Think about it this way: If rationality and economic logic were key characteristics to human survival, we’d all be sharing heroic stories of brave accountants and actuaries, rather than firefighters and soldiers. If we all love rational thought so much, we should have pictures of Volvos in our locker rooms, rather than Corvettes.
Ogilvy Vice Chairman Rory Sutherland’s new book “Alchemy,” covers this Handicap Principle and brilliantly connects it to branding in business.
“Branding in nature is flowers, colors, peacocks – signals that transmit worth, value, merit, sexual conquest. So it is with brands – without good branding, a good, rational product doesn’t have what it takes to survive.”
Sutherland continues, “It is impossible to generate trust, affection, respect, reputation, status, loyalty, generosity, or even reproductive opportunity by simply pursuing the mandates of rational economic theory.”
And that’s the most important lesson to connect with: If the goal of advertising is to get noticed, then rational thought is truly the antithesis of effective advertising.
THE APPLICATION – HOW TO BRING THIS TO YOUR LAW FIRM
Once you accept the biological principles behind the Handicap Principle in your marketing heart, once you endorse the findings of Tim Ambler’s work, that perceived waste can be effective, then the fun begins. How can you bring these theories to your law firm’s marketing and advertising? Here are a few suggestions:
A law firm’s website is its billboard on the information superhighway. How could you move away from rationality and head toward the Handicap Principle in your homepage design? Is it bold and branded, or rational, safe, and well … boring?

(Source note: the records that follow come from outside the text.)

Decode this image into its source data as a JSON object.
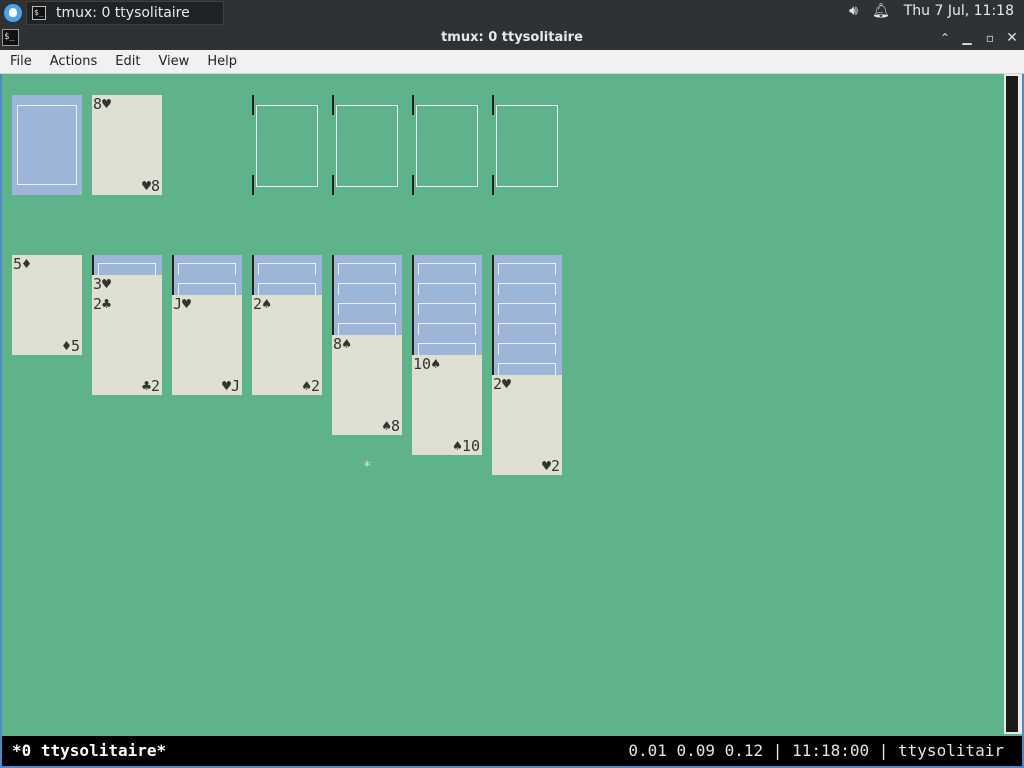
{
  "panel": {
    "task_label": "tmux: 0 ttysolitaire",
    "clock": "Thu  7 Jul, 11:18",
    "terminal_glyph": "$_"
  },
  "window": {
    "title": "tmux: 0 ttysolitaire"
  },
  "menu": {
    "items": [
      "File",
      "Actions",
      "Edit",
      "View",
      "Help"
    ]
  },
  "game": {
    "waste": {
      "rank": "8",
      "suit": "♥"
    },
    "foundations": [
      "",
      "",
      "",
      ""
    ],
    "tableau": [
      {
        "hidden": 0,
        "rank": "5",
        "suit": "♦"
      },
      {
        "hidden": 1,
        "rank": "3",
        "suit": "♥",
        "extra": {
          "rank": "2",
          "suit": "♣"
        }
      },
      {
        "hidden": 2,
        "rank": "J",
        "suit": "♥"
      },
      {
        "hidden": 2,
        "rank": "2",
        "suit": "♠"
      },
      {
        "hidden": 4,
        "rank": "8",
        "suit": "♠"
      },
      {
        "hidden": 5,
        "rank": "10",
        "suit": "♠"
      },
      {
        "hidden": 6,
        "rank": "2",
        "suit": "♥"
      }
    ],
    "cursor": "*"
  },
  "status": {
    "left": "*0 ttysolitaire*",
    "right": "0.01 0.09 0.12 | 11:18:00 | ttysolitair"
  }
}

There is a big difference between this law firm’s homepage …
and this law firm’s homepage …
If we accept that signalling is important, a great way to strategically signal reliability and quality online is by featuring creative assets on your law firm’s website that align with certain subtopics or practice areas, such as traumatic brain injuries, spinal cord injuries, or trucking accidents.
As part of a multi-channel marketing approach to developing your business, pay-per-click (PPC) advertising is essential for law firms looking to compete online. However, it is an expensive endeavor, and without a strategy, you can spend a ton of money in a short amount of time. How much? A lot.

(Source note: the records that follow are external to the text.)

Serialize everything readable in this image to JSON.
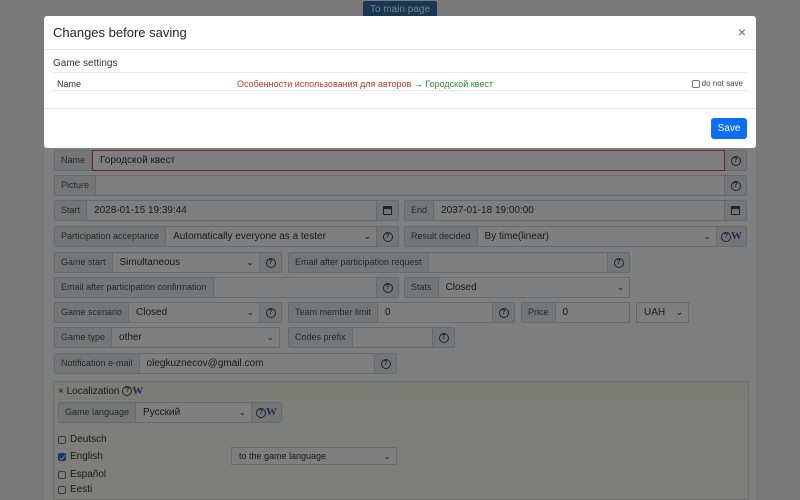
{
  "top_button": "To main page",
  "modal": {
    "title": "Changes before saving",
    "close_icon": "×",
    "section": "Game settings",
    "change_row": {
      "field": "Name",
      "old_value": "Особенности использования для авторов",
      "arrow": "→",
      "new_value": "Городской квест",
      "do_not_save_label": "do not save"
    },
    "save_label": "Save"
  },
  "form": {
    "name": {
      "label": "Name",
      "value": "Городской квест"
    },
    "picture": {
      "label": "Picture",
      "value": ""
    },
    "start": {
      "label": "Start",
      "value": "2028-01-15 19:39:44"
    },
    "end": {
      "label": "End",
      "value": "2037-01-18 19:00:00"
    },
    "participation": {
      "label": "Participation acceptance",
      "value": "Automatically everyone as a tester"
    },
    "result_decided": {
      "label": "Result decided",
      "value": "By time(linear)"
    },
    "game_start": {
      "label": "Game start",
      "value": "Simultaneous"
    },
    "email_after_request": {
      "label": "Email after participation request",
      "value": ""
    },
    "email_after_confirmation": {
      "label": "Email after participation confirmation",
      "value": ""
    },
    "stats": {
      "label": "Stats",
      "value": "Closed"
    },
    "game_scenario": {
      "label": "Game scenario",
      "value": "Closed"
    },
    "team_member_limit": {
      "label": "Team member limit",
      "value": "0"
    },
    "price": {
      "label": "Price",
      "value": "0",
      "currency": "UAH"
    },
    "game_type": {
      "label": "Game type",
      "value": "other"
    },
    "codes_prefix": {
      "label": "Codes prefix",
      "value": ""
    },
    "notification_email": {
      "label": "Notification e-mail",
      "value": "olegkuznecov@gmail.com"
    }
  },
  "localization": {
    "header": "Localization",
    "close_mark": "×",
    "game_language_label": "Game language",
    "game_language_value": "Русский",
    "languages": [
      {
        "name": "Deutsch",
        "checked": false
      },
      {
        "name": "English",
        "checked": true
      },
      {
        "name": "Español",
        "checked": false
      },
      {
        "name": "Eesti",
        "checked": false
      }
    ],
    "english_translation_mode": "to the game language"
  },
  "glyphs": {
    "question": "?",
    "wiki": "W",
    "chevron": "⌄"
  },
  "colors": {
    "primary": "#0d6efd",
    "old_value": "#c0392b",
    "new_value": "#2e8b2e",
    "overlay": "rgba(0,0,0,0.5)"
  }
}
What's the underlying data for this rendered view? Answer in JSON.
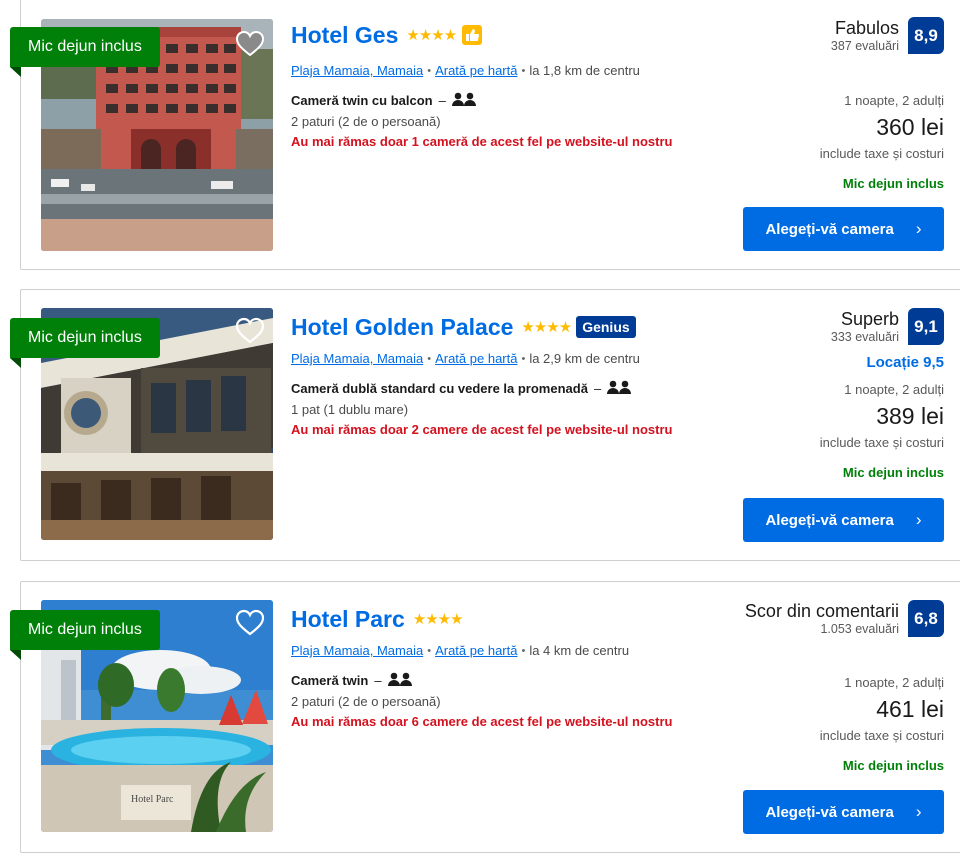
{
  "hotels": [
    {
      "ribbon": "Mic dejun inclus",
      "name": "Hotel Ges",
      "stars": "★★★★",
      "badge_icon": "thumbs-up-icon",
      "location": "Plaja Mamaia, Mamaia",
      "map_link": "Arată pe hartă",
      "distance": "la 1,8 km de centru",
      "room": "Cameră twin cu balcon",
      "beds": "2 paturi (2 de o persoană)",
      "availability": "Au mai rămas doar 1 cameră de acest fel pe website-ul nostru",
      "rating_word": "Fabulos",
      "reviews": "387 evaluări",
      "score": "8,9",
      "nights": "1 noapte, 2 adulți",
      "price": "360 lei",
      "taxes": "include taxe și costuri",
      "breakfast": "Mic dejun inclus",
      "cta": "Alegeți-vă camera"
    },
    {
      "ribbon": "Mic dejun inclus",
      "name": "Hotel Golden Palace",
      "stars": "★★★★",
      "genius": "Genius",
      "location": "Plaja Mamaia, Mamaia",
      "map_link": "Arată pe hartă",
      "distance": "la 2,9 km de centru",
      "room": "Cameră dublă standard cu vedere la promenadă",
      "beds": "1 pat (1 dublu mare)",
      "availability": "Au mai rămas doar 2 camere de acest fel pe website-ul nostru",
      "rating_word": "Superb",
      "reviews": "333 evaluări",
      "score": "9,1",
      "location_score": "Locație 9,5",
      "nights": "1 noapte, 2 adulți",
      "price": "389 lei",
      "taxes": "include taxe și costuri",
      "breakfast": "Mic dejun inclus",
      "cta": "Alegeți-vă camera"
    },
    {
      "ribbon": "Mic dejun inclus",
      "name": "Hotel Parc",
      "stars": "★★★★",
      "location": "Plaja Mamaia, Mamaia",
      "map_link": "Arată pe hartă",
      "distance": "la 4 km de centru",
      "room": "Cameră twin",
      "beds": "2 paturi (2 de o persoană)",
      "availability": "Au mai rămas doar 6 camere de acest fel pe website-ul nostru",
      "rating_word": "Scor din comentarii",
      "reviews": "1.053 evaluări",
      "score": "6,8",
      "nights": "1 noapte, 2 adulți",
      "price": "461 lei",
      "taxes": "include taxe și costuri",
      "breakfast": "Mic dejun inclus",
      "cta": "Alegeți-vă camera",
      "photo_sign": "Hotel Parc"
    }
  ],
  "colors": {
    "link": "#006ce4",
    "score_bg": "#003b95",
    "ribbon": "#008009",
    "urgency": "#d4111e",
    "star": "#febb02"
  }
}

Imagine if you had to pay $884 for one click of your advertisement. Now consider that not every click is a conversion and that you might possibly have to get 100+ clicks to see any real traction – so that’s around $88k, for just one term, in one campaign?
With the amount of money being spent on digital ads, the Handicap Principle should kick in, right? Unfortunately, people know that a billboard is expensive, a TV spot is expensive, but no one, even some lawyers paying for PPC, know how expensive keywords and cost-per-click (CPC) can be. So how can you leverage PPC into a peacock opportunity?
Branded Display Ads and Re targeting
We praise digital advertising because it is so cheap, but what if there were a was to use PPC as a costly signal?
First, have a dynamic and bold brand. Defining a brand for your law firm and the memorable/creative assets around it is the essential ingredient to effective advertising. Strong colors, powerful tagline, great creative – get this handled before you make any ad.
Second, use tech to retarget website visitors and serve them your ads. At my old PI law firm, I would talk to clients about our marketing and they would say, “I see you everywhere, even on my computer.” That’s the goal and an effective use of “cheap” advertising real estate to send a costly signal.
The Handicap Principle is a massively important theory to marketing and advertising. Signals of vitality are important for your business, the perceived cost of your marketing can impact its effectiveness, and this is all because of natural laws, not the latest trend.
Wasteful signals don’t have to be pricey like billboards or TV spots. Can you leverage your existing assets with a dollop of creative execution? Is your homepage boring or bold? Is your content enthralling, could it be? Can you find your feathers?